Water is regarded as a divine element rather than just an essential utility for the indigenous Newa people of Kathmandu. Kumar, the rain child represented by water drops, is believed to fall onto the earth after many months of gestation in the cloud mother goddess.
To this day, the Newa people celebrate Sithi Nakha (originally called Kumar Shasthi) to celebrate the sixth day of rain baby Kumar’s arrival on earth. Sithi Nakha is celebrated with vigor on the sixth day of the waxing moon in the month of Jestha in the lunar calendar, which usually falls in late May.
Later on, as Hinduism took root in the valley, Kumar was assimilated into the Hindu pantheon as the youthful spear-bearing warrior god, son of Shiva and Parvati.

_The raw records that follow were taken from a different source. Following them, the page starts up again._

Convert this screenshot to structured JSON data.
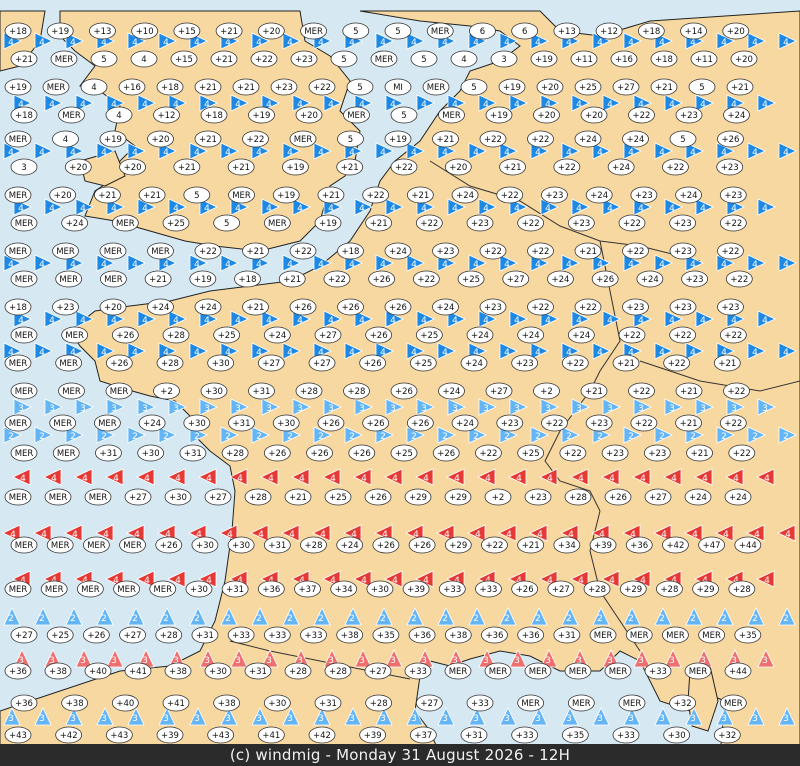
{
  "credit": "(c) windmig - Monday 31 August 2026 - 12H",
  "colors": {
    "sea": "#d6e9f3",
    "land": "#f8d8a1",
    "border": "#222222",
    "wind_dark_blue": "#1565c0",
    "wind_blue": "#1e88e5",
    "wind_light_blue": "#64b5f6",
    "wind_red": "#e53935",
    "wind_light_red": "#ef6f6f"
  },
  "sea_marker_label": "MER",
  "rows": [
    {
      "rowY": 20,
      "items": [
        "+18",
        "+19",
        "+13",
        "+10",
        "+15",
        "+21",
        "+20",
        "MER",
        "5",
        "5",
        "MER",
        "6",
        "6",
        "+13",
        "+12",
        "+18",
        "+14",
        "+20"
      ]
    },
    {
      "rowY": 48,
      "items": [
        "+21",
        "MER",
        "5",
        "4",
        "+15",
        "+21",
        "+22",
        "+23",
        "5",
        "MER",
        "5",
        "4",
        "3",
        "+19",
        "+11",
        "+16",
        "+18",
        "+11",
        "+20"
      ]
    },
    {
      "rowY": 76,
      "items": [
        "+19",
        "MER",
        "4",
        "+16",
        "+18",
        "+21",
        "+21",
        "+23",
        "+22",
        "5",
        "MI",
        "MER",
        "5",
        "+19",
        "+20",
        "+25",
        "+27",
        "+21",
        "5",
        "+21"
      ]
    },
    {
      "rowY": 104,
      "items": [
        "+18",
        "MER",
        "4",
        "+12",
        "+18",
        "+19",
        "+20",
        "MER",
        "5",
        "MER",
        "+19",
        "+20",
        "+20",
        "+22",
        "+23",
        "+24"
      ]
    },
    {
      "rowY": 128,
      "items": [
        "MER",
        "4",
        "+19",
        "+20",
        "+21",
        "+22",
        "MER",
        "5",
        "+19",
        "+21",
        "+22",
        "+22",
        "+24",
        "+24",
        "5",
        "+26"
      ]
    },
    {
      "rowY": 156,
      "items": [
        "3",
        "+20",
        "+20",
        "+21",
        "+21",
        "+19",
        "+21",
        "+22",
        "+20",
        "+21",
        "+22",
        "+24",
        "+22",
        "+23"
      ]
    },
    {
      "rowY": 184,
      "items": [
        "MER",
        "+20",
        "+21",
        "+21",
        "5",
        "MER",
        "+19",
        "+21",
        "+22",
        "+21",
        "+24",
        "+22",
        "+23",
        "+24",
        "+23",
        "+24",
        "+23"
      ]
    },
    {
      "rowY": 212,
      "items": [
        "MER",
        "+24",
        "MER",
        "+25",
        "5",
        "MER",
        "+19",
        "+21",
        "+22",
        "+23",
        "+22",
        "+23",
        "+22",
        "+23",
        "+22"
      ]
    },
    {
      "rowY": 240,
      "items": [
        "MER",
        "MER",
        "MER",
        "MER",
        "+22",
        "+21",
        "+22",
        "+18",
        "+24",
        "+23",
        "+22",
        "+22",
        "+21",
        "+22",
        "+23",
        "+22"
      ]
    },
    {
      "rowY": 268,
      "items": [
        "MER",
        "MER",
        "MER",
        "+21",
        "+19",
        "+18",
        "+21",
        "+22",
        "+26",
        "+22",
        "+25",
        "+27",
        "+24",
        "+26",
        "+24",
        "+23",
        "+22"
      ]
    },
    {
      "rowY": 296,
      "items": [
        "+18",
        "+23",
        "+20",
        "+24",
        "+24",
        "+21",
        "+26",
        "+26",
        "+26",
        "+24",
        "+23",
        "+22",
        "+22",
        "+23",
        "+23",
        "+23"
      ]
    },
    {
      "rowY": 324,
      "items": [
        "MER",
        "MER",
        "+26",
        "+28",
        "+25",
        "+24",
        "+27",
        "+26",
        "+25",
        "+24",
        "+24",
        "+24",
        "+22",
        "+22",
        "+22"
      ]
    },
    {
      "rowY": 352,
      "items": [
        "MER",
        "MER",
        "+26",
        "+28",
        "+30",
        "+27",
        "+27",
        "+26",
        "+25",
        "+24",
        "+23",
        "+22",
        "+21",
        "+22",
        "+21"
      ]
    },
    {
      "rowY": 380,
      "items": [
        "MER",
        "MER",
        "MER",
        "+2",
        "+30",
        "+31",
        "+28",
        "+28",
        "+26",
        "+24",
        "+27",
        "+2",
        "+21",
        "+22",
        "+21",
        "+22"
      ]
    },
    {
      "rowY": 412,
      "items": [
        "MER",
        "MER",
        "MER",
        "+24",
        "+30",
        "+31",
        "+30",
        "+26",
        "+26",
        "+26",
        "+24",
        "+23",
        "+22",
        "+23",
        "+22",
        "+21",
        "+22"
      ]
    },
    {
      "rowY": 442,
      "items": [
        "MER",
        "MER",
        "+31",
        "+30",
        "+31",
        "+28",
        "+26",
        "+26",
        "+26",
        "+25",
        "+26",
        "+22",
        "+25",
        "+22",
        "+23",
        "+23",
        "+21",
        "+22"
      ]
    },
    {
      "rowY": 486,
      "items": [
        "MER",
        "MER",
        "MER",
        "+27",
        "+30",
        "+27",
        "+28",
        "+21",
        "+25",
        "+26",
        "+29",
        "+29",
        "+2",
        "+23",
        "+28",
        "+26",
        "+27",
        "+24",
        "+24"
      ]
    },
    {
      "rowY": 534,
      "items": [
        "MER",
        "MER",
        "MER",
        "MER",
        "+26",
        "+30",
        "+30",
        "+31",
        "+28",
        "+24",
        "+26",
        "+26",
        "+29",
        "+22",
        "+21",
        "+34",
        "+39",
        "+36",
        "+42",
        "+47",
        "+44"
      ]
    },
    {
      "rowY": 578,
      "items": [
        "MER",
        "MER",
        "MER",
        "MER",
        "MER",
        "+30",
        "+31",
        "+36",
        "+37",
        "+34",
        "+30",
        "+39",
        "+33",
        "+33",
        "+26",
        "+27",
        "+28",
        "+29",
        "+28",
        "+29",
        "+28"
      ]
    },
    {
      "rowY": 624,
      "items": [
        "+27",
        "+25",
        "+26",
        "+27",
        "+28",
        "+31",
        "+33",
        "+33",
        "+33",
        "+38",
        "+35",
        "+36",
        "+38",
        "+36",
        "+36",
        "+31",
        "MER",
        "MER",
        "MER",
        "MER",
        "+35"
      ]
    },
    {
      "rowY": 660,
      "items": [
        "+36",
        "+38",
        "+40",
        "+41",
        "+38",
        "+30",
        "+31",
        "+28",
        "+28",
        "+27",
        "+33",
        "MER",
        "MER",
        "MER",
        "MER",
        "MER",
        "+33",
        "MER",
        "+44"
      ]
    },
    {
      "rowY": 692,
      "items": [
        "+36",
        "+38",
        "+40",
        "+41",
        "+38",
        "+30",
        "+31",
        "+28",
        "+27",
        "+33",
        "MER",
        "MER",
        "MER",
        "+32",
        "MER"
      ]
    },
    {
      "rowY": 724,
      "items": [
        "+43",
        "+42",
        "+43",
        "+39",
        "+43",
        "+41",
        "+42",
        "+39",
        "+37",
        "+31",
        "+33",
        "+35",
        "+33",
        "+30",
        "+32"
      ]
    }
  ],
  "arrow_rows": [
    {
      "rowY": 30,
      "dir": "e",
      "level": "4",
      "tone": "blue"
    },
    {
      "rowY": 92,
      "dir": "e",
      "level": "4",
      "tone": "blue"
    },
    {
      "rowY": 140,
      "dir": "e",
      "level": "4",
      "tone": "blue"
    },
    {
      "rowY": 196,
      "dir": "e",
      "level": "4",
      "tone": "blue"
    },
    {
      "rowY": 252,
      "dir": "e",
      "level": "4",
      "tone": "blue"
    },
    {
      "rowY": 308,
      "dir": "e",
      "level": "4",
      "tone": "blue"
    },
    {
      "rowY": 340,
      "dir": "e",
      "level": "4",
      "tone": "blue"
    },
    {
      "rowY": 396,
      "dir": "e",
      "level": "3",
      "tone": "lightblue"
    },
    {
      "rowY": 424,
      "dir": "e",
      "level": "2",
      "tone": "lightblue"
    },
    {
      "rowY": 466,
      "dir": "w",
      "level": "4",
      "tone": "red"
    },
    {
      "rowY": 522,
      "dir": "w",
      "level": "4",
      "tone": "red"
    },
    {
      "rowY": 568,
      "dir": "w",
      "level": "4",
      "tone": "red"
    },
    {
      "rowY": 606,
      "dir": "n",
      "level": "2",
      "tone": "lightblue"
    },
    {
      "rowY": 648,
      "dir": "n",
      "level": "3",
      "tone": "lightred"
    },
    {
      "rowY": 706,
      "dir": "n",
      "level": "3",
      "tone": "lightblue"
    }
  ]
}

Sanskritist and art historian Professor Gautama Vajracharya says Shasthi is also a goddess symbolising the sixth day – the number of days after which a newly born child overcomes the risk of neonatal death. To mark this milestone, Newa families traditionally mark it with the Byenkegu ceremony ta six days after the birth of a child.
Siddhi Laxmi, the tantric form of goddess Shasthi, is venerated in the Bhaktapur’s imposing Nyatapola temple in Bhaktapur. No one except the designated priests are allowed to see the image of this esoteric deity.
The Newa have always believed that children are gods, and Kumar literally means young man, or prince. The wooden image of Kumar housed in its Dyo Chhen in the old part of Kathmandu is painted red. In Newa language, a young baby is known as Hyaun Macha (hyaun = red, macha = child).
Child god Kumar, also known as Sithi Dyo is offered ritual worship by devotees on Sithi Nakha. The next day, a Kumar Jatra procession is held in which he is carried around the neighborhood with much fanfare.
Kumar rides the peacock, a bird that remains dormant in the previous months during aestivation, but comes out in the open as pre-monsoon showers lash the Valley. Its master, Kumar, is the harbinger of monsoon rains.